This introductory course is designed to engage students in a critical understanding of the mental illness, mental health and well-being issues facing globalization, mental health practices and counselling psychology. The course will facilitate a critical reflection of the research and wellness practices that places a priority on improving equality of mental health and well-being for all people worldwide. The course seeks to define and locate critical counselling psychology within the broader historical, economic, social and political contexts of global mental health (GMH) care. Through a critical examination of the various ways in which Western mental health is practiced globally, students would establish a critical understanding of the economic and political engagements that underpin clinical practice globally.
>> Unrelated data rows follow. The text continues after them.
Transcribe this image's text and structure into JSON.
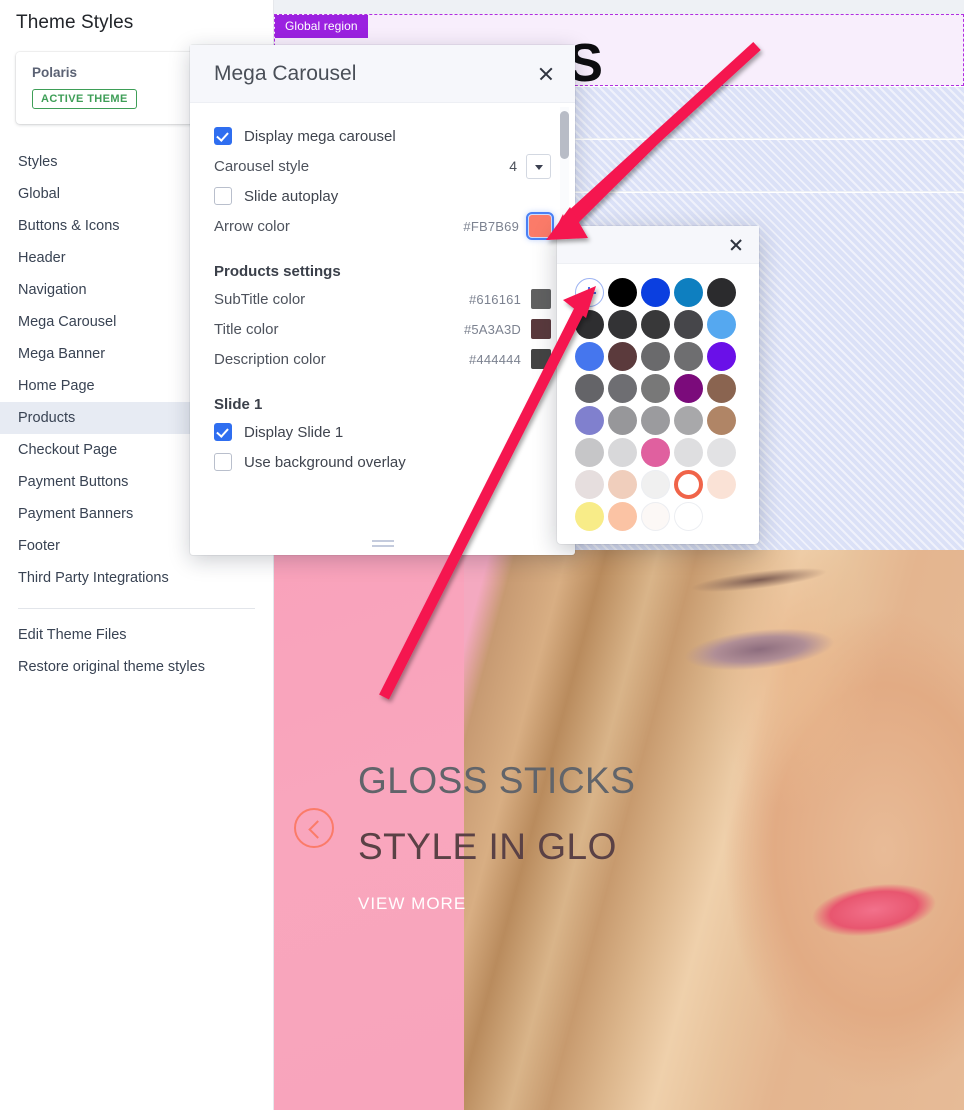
{
  "sidebar": {
    "title": "Theme Styles",
    "theme": {
      "name": "Polaris",
      "badge": "ACTIVE THEME"
    },
    "items": [
      {
        "label": "Styles",
        "active": false
      },
      {
        "label": "Global",
        "active": false
      },
      {
        "label": "Buttons & Icons",
        "active": false
      },
      {
        "label": "Header",
        "active": false
      },
      {
        "label": "Navigation",
        "active": false
      },
      {
        "label": "Mega Carousel",
        "active": false
      },
      {
        "label": "Mega Banner",
        "active": false
      },
      {
        "label": "Home Page",
        "active": false
      },
      {
        "label": "Products",
        "active": true
      },
      {
        "label": "Checkout Page",
        "active": false
      },
      {
        "label": "Payment Buttons",
        "active": false
      },
      {
        "label": "Payment Banners",
        "active": false
      },
      {
        "label": "Footer",
        "active": false
      },
      {
        "label": "Third Party Integrations",
        "active": false
      }
    ],
    "actions": [
      {
        "label": "Edit Theme Files"
      },
      {
        "label": "Restore original theme styles"
      }
    ]
  },
  "preview": {
    "region_badge": "Global region",
    "hero_letter": "S",
    "slide": {
      "subtitle": "GLOSS STICKS",
      "title": "STYLE IN GLO",
      "cta": "VIEW MORE",
      "prev_icon": "chevron-left-icon"
    }
  },
  "modal": {
    "title": "Mega Carousel",
    "close_icon": "close-icon",
    "display_carousel": {
      "label": "Display mega carousel",
      "checked": true
    },
    "carousel_style": {
      "label": "Carousel style",
      "value": "4",
      "dropdown_icon": "chevron-down-icon"
    },
    "slide_autoplay": {
      "label": "Slide autoplay",
      "checked": false
    },
    "arrow_color": {
      "label": "Arrow color",
      "hex": "#FB7B69",
      "selected": true
    },
    "products_section": {
      "heading": "Products settings",
      "rows": [
        {
          "label": "SubTitle color",
          "hex": "#616161"
        },
        {
          "label": "Title color",
          "hex": "#5A3A3D"
        },
        {
          "label": "Description color",
          "hex": "#444444"
        }
      ]
    },
    "slide_section": {
      "heading": "Slide 1",
      "display_slide": {
        "label": "Display Slide 1",
        "checked": true
      },
      "background_overlay": {
        "label": "Use background overlay",
        "checked": false
      }
    },
    "resize_handle": "resize-grip-icon",
    "scrollbar": "vertical-scrollbar"
  },
  "color_picker": {
    "close_icon": "close-icon",
    "add_custom_label": "+",
    "selected_hex": "#FB7B69",
    "swatches": [
      "ADD",
      "#000000",
      "#0B3FE0",
      "#0E7FC0",
      "#2B2B2D",
      "#2E2E30",
      "#333335",
      "#383839",
      "#46464A",
      "#55A8F0",
      "#4576EE",
      "#5B3A3C",
      "#6A6A6C",
      "#6E6E70",
      "#6A10E8",
      "#646468",
      "#6E6E72",
      "#787878",
      "#7B0B7B",
      "#8A6450",
      "#8080CE",
      "#97979A",
      "#9B9B9E",
      "#A8A8AA",
      "#B08566",
      "#C6C6C8",
      "#D8D8DA",
      "#E0609F",
      "#DEDEE0",
      "#E2E2E4",
      "#E6DEDE",
      "#F0CEBC",
      "#F0F0F0",
      "#FB7B69",
      "#FAE2D6",
      "#F8EC88",
      "#FBC3A4",
      "#FCF8F6",
      "#FFFFFF"
    ]
  },
  "annotations": {
    "arrow_1": "arrow-pointing-to-arrow-color-swatch",
    "arrow_2": "arrow-pointing-to-add-custom-color",
    "color": "#F5134F"
  }
}
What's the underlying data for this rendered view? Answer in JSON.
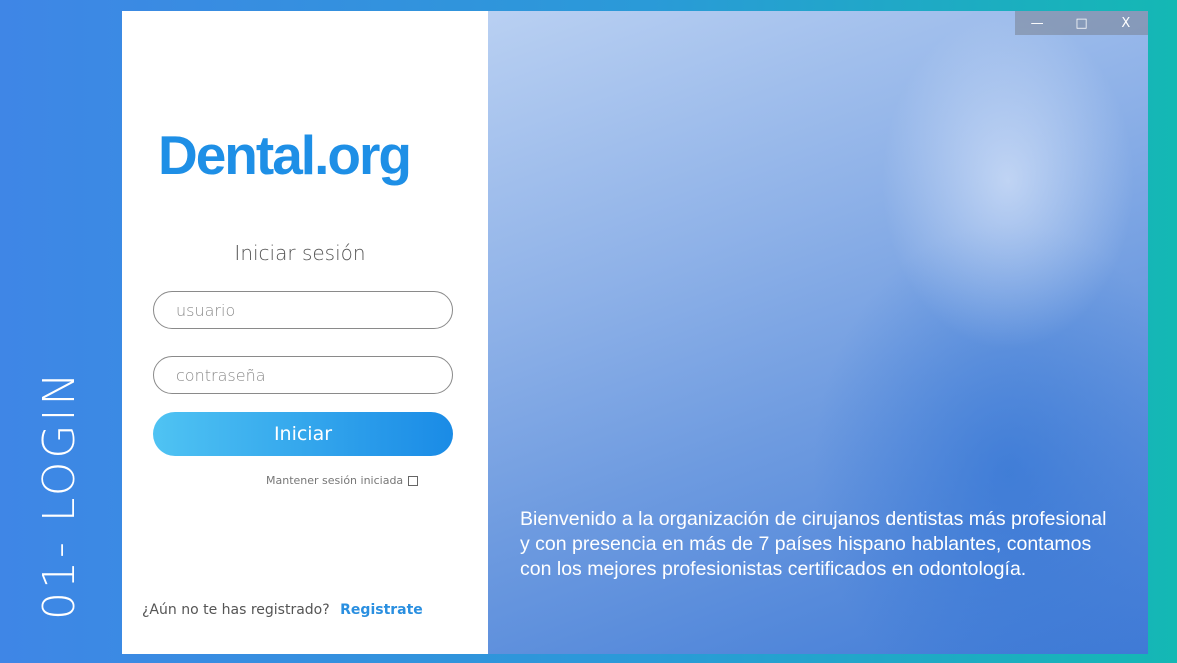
{
  "side_label": "01- LOGIN",
  "login": {
    "logo": "Dental.org",
    "title": "Iniciar sesión",
    "username_placeholder": "usuario",
    "password_placeholder": "contraseña",
    "submit_label": "Iniciar",
    "keep_session_label": "Mantener sesión iniciada",
    "register_prompt": "¿Aún no te has registrado?",
    "register_link": "Registrate"
  },
  "hero": {
    "welcome_text": "Bienvenido a la organización de cirujanos dentistas más profesional y con presencia en más de 7 países hispano hablantes,  contamos con los mejores profesionistas certificados en odontología."
  },
  "window_controls": {
    "minimize_icon": "—",
    "maximize_icon": "□",
    "close_icon": "X"
  },
  "colors": {
    "brand_blue": "#1e8fe6",
    "button_gradient_start": "#4fc3f3",
    "button_gradient_end": "#1a8be6"
  }
}
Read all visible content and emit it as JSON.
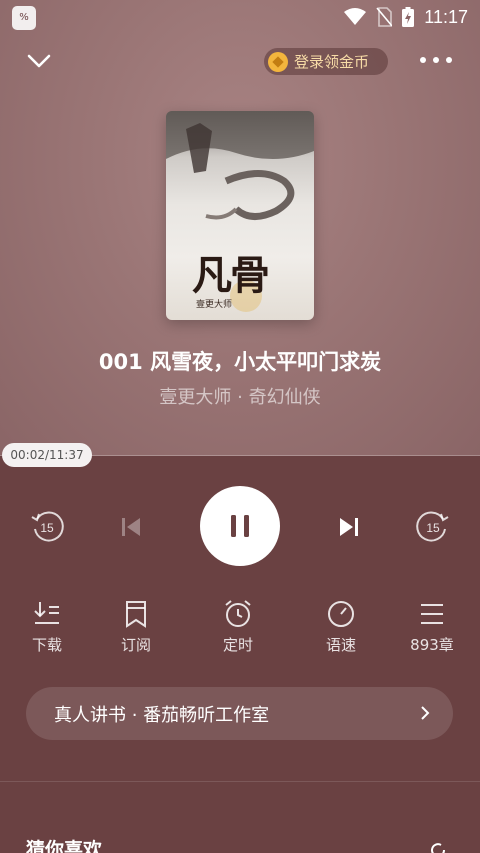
{
  "status_bar": {
    "time": "11:17"
  },
  "header": {
    "coin_label": "登录领金币"
  },
  "book": {
    "cover_title": "凡骨",
    "cover_author": "壹更大师",
    "chapter_title": "001 风雪夜，小太平叩门求炭",
    "meta": "壹更大师 · 奇幻仙侠"
  },
  "player": {
    "time_display": "00:02/11:37",
    "skip_back_seconds": "15",
    "skip_forward_seconds": "15",
    "state": "playing",
    "progress_fraction": 0.003
  },
  "features": [
    {
      "label": "下载",
      "icon": "download-icon"
    },
    {
      "label": "订阅",
      "icon": "bookmark-icon"
    },
    {
      "label": "定时",
      "icon": "alarm-clock-icon"
    },
    {
      "label": "语速",
      "icon": "speed-gauge-icon"
    },
    {
      "label": "893章",
      "icon": "list-icon"
    }
  ],
  "narrator": {
    "label": "真人讲书 · 番茄畅听工作室"
  },
  "recommend": {
    "title": "猜你喜欢"
  },
  "colors": {
    "background": "#6a4142",
    "accent_coin": "#f3b53d"
  }
}
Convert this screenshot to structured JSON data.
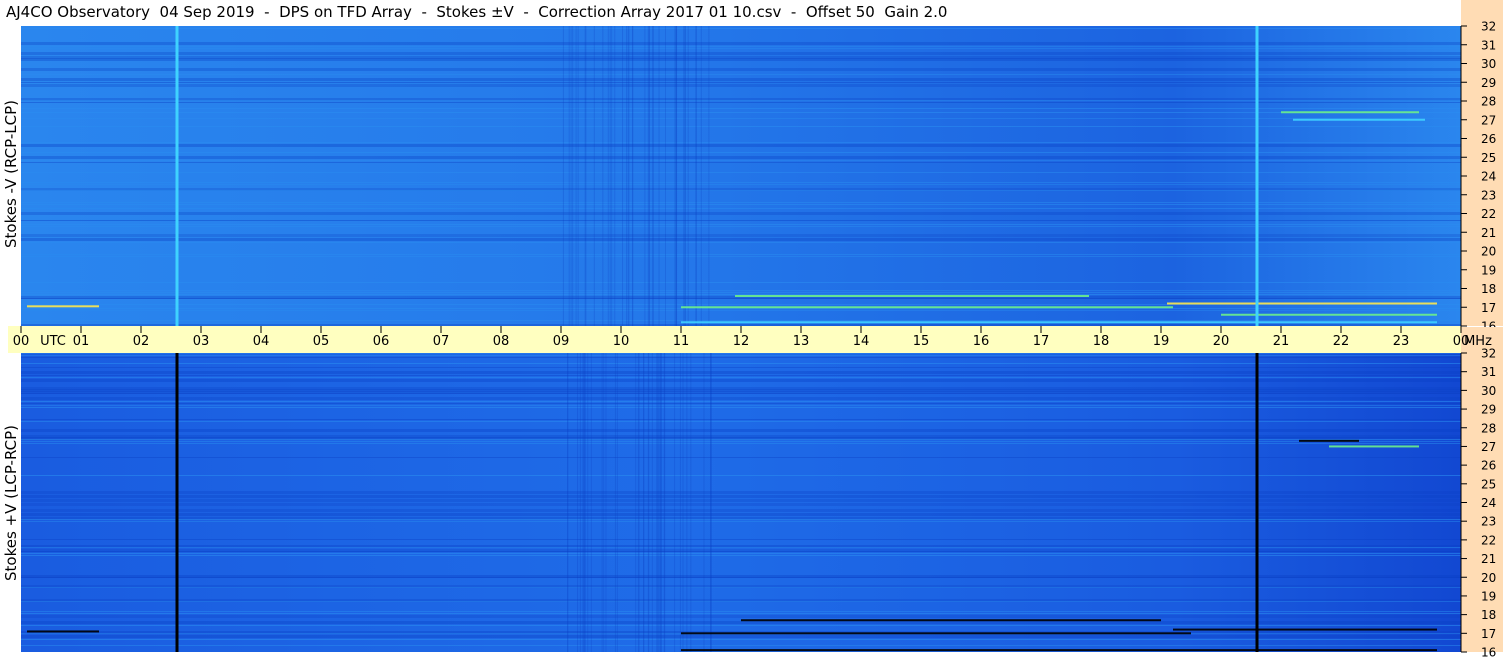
{
  "title": "AJ4CO Observatory  04 Sep 2019  -  DPS on TFD Array  -  Stokes ±V  -  Correction Array 2017 01 10.csv  -  Offset 50  Gain 2.0",
  "colors": {
    "background_blue": "#1f6fe8",
    "deep_blue": "#0a3fc4",
    "light_blue": "#2a8cf0",
    "cyan": "#3fd2ff",
    "green": "#6df08a",
    "yellow": "#ffe84a",
    "axis_band": "#ffffc0",
    "right_margin": "#ffdcb4"
  },
  "chart_data": [
    {
      "type": "heatmap",
      "panel": "top",
      "ylabel": "Stokes -V (RCP-LCP)",
      "x_unit": "UTC",
      "y_unit": "MHz",
      "xlim": [
        0,
        24
      ],
      "ylim": [
        16,
        32
      ],
      "x_tick_labels": [
        "00",
        "01",
        "02",
        "03",
        "04",
        "05",
        "06",
        "07",
        "08",
        "09",
        "10",
        "11",
        "12",
        "13",
        "14",
        "15",
        "16",
        "17",
        "18",
        "19",
        "20",
        "21",
        "22",
        "23",
        "00"
      ],
      "y_tick_labels": [
        "16",
        "17",
        "18",
        "19",
        "20",
        "21",
        "22",
        "23",
        "24",
        "25",
        "26",
        "27",
        "28",
        "29",
        "30",
        "31",
        "32"
      ],
      "vertical_lines": [
        {
          "utc": 2.6,
          "color": "cyan"
        },
        {
          "utc": 20.6,
          "color": "cyan"
        }
      ],
      "features": [
        {
          "utc_start": 0.1,
          "utc_end": 1.3,
          "mhz": 17.05,
          "color": "yellow"
        },
        {
          "utc_start": 11.0,
          "utc_end": 19.2,
          "mhz": 17.0,
          "color": "green"
        },
        {
          "utc_start": 11.9,
          "utc_end": 17.8,
          "mhz": 17.6,
          "color": "green"
        },
        {
          "utc_start": 19.1,
          "utc_end": 23.6,
          "mhz": 17.2,
          "color": "yellow"
        },
        {
          "utc_start": 20.0,
          "utc_end": 23.6,
          "mhz": 16.6,
          "color": "green"
        },
        {
          "utc_start": 21.0,
          "utc_end": 23.3,
          "mhz": 27.4,
          "color": "green"
        },
        {
          "utc_start": 21.2,
          "utc_end": 23.4,
          "mhz": 27.0,
          "color": "cyan"
        },
        {
          "utc_start": 11.0,
          "utc_end": 23.6,
          "mhz": 16.2,
          "color": "cyan"
        }
      ]
    },
    {
      "type": "heatmap",
      "panel": "bottom",
      "ylabel": "Stokes +V (LCP-RCP)",
      "x_unit": "UTC",
      "y_unit": "MHz",
      "xlim": [
        0,
        24
      ],
      "ylim": [
        16,
        32
      ],
      "x_tick_labels": [
        "00",
        "01",
        "02",
        "03",
        "04",
        "05",
        "06",
        "07",
        "08",
        "09",
        "10",
        "11",
        "12",
        "13",
        "14",
        "15",
        "16",
        "17",
        "18",
        "19",
        "20",
        "21",
        "22",
        "23",
        "00"
      ],
      "y_tick_labels": [
        "16",
        "17",
        "18",
        "19",
        "20",
        "21",
        "22",
        "23",
        "24",
        "25",
        "26",
        "27",
        "28",
        "29",
        "30",
        "31",
        "32"
      ],
      "vertical_lines": [
        {
          "utc": 2.6,
          "color": "black"
        },
        {
          "utc": 20.6,
          "color": "black"
        }
      ],
      "features": [
        {
          "utc_start": 0.1,
          "utc_end": 1.3,
          "mhz": 17.1,
          "color": "black"
        },
        {
          "utc_start": 11.0,
          "utc_end": 19.5,
          "mhz": 17.0,
          "color": "black"
        },
        {
          "utc_start": 12.0,
          "utc_end": 19.0,
          "mhz": 17.7,
          "color": "black"
        },
        {
          "utc_start": 19.2,
          "utc_end": 23.6,
          "mhz": 17.2,
          "color": "black"
        },
        {
          "utc_start": 21.8,
          "utc_end": 23.3,
          "mhz": 27.0,
          "color": "green"
        },
        {
          "utc_start": 21.3,
          "utc_end": 22.3,
          "mhz": 27.3,
          "color": "black"
        },
        {
          "utc_start": 11.0,
          "utc_end": 23.6,
          "mhz": 16.1,
          "color": "black"
        }
      ]
    }
  ]
}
A critical examination of the various ways in which Western models of diagnosis and treatment - DSM5 (Diagnostic and Statistical Manual of Mental Disorders, 5th ed., and the ICD 10 International Statistical Classification of Diseases and Related Health Problems, a medical classification list by the World Health Organization (WHO) - students will get an appreciation of how Western models dominate an determine Low and Middle Income Countries (LMIC) mental health trajectory of care. Western narratives about mental illness, mental health and well-being tend to dominate over local LMIC traditional and indigenous healing practices. The course will focus on diagnosis and culture, transcultural psychiatry, cross-cultural counseling psychology, and the political economy of global mental health and well-being. An in-depth analysis of a number of individual country vignettes using a critical lens will be undertaken. Key concepts such as: globalization of mental health, cultural representation and presentation of mental illness and health, cross-cultural counselling and psychotherapy; Indigenous knowledges and traditional healing; political-economy of mental health and wellbeing will be critically understood and appreciated. This course will offer students an opportunity to learn about essential GMH current issues, discuss innovative cross-cultural counselling psychology collaborations, and critically examine strategic Indigenous initiatives aimed at reducing the burden of mental illness around the globe.
Applied Psychology and Human Development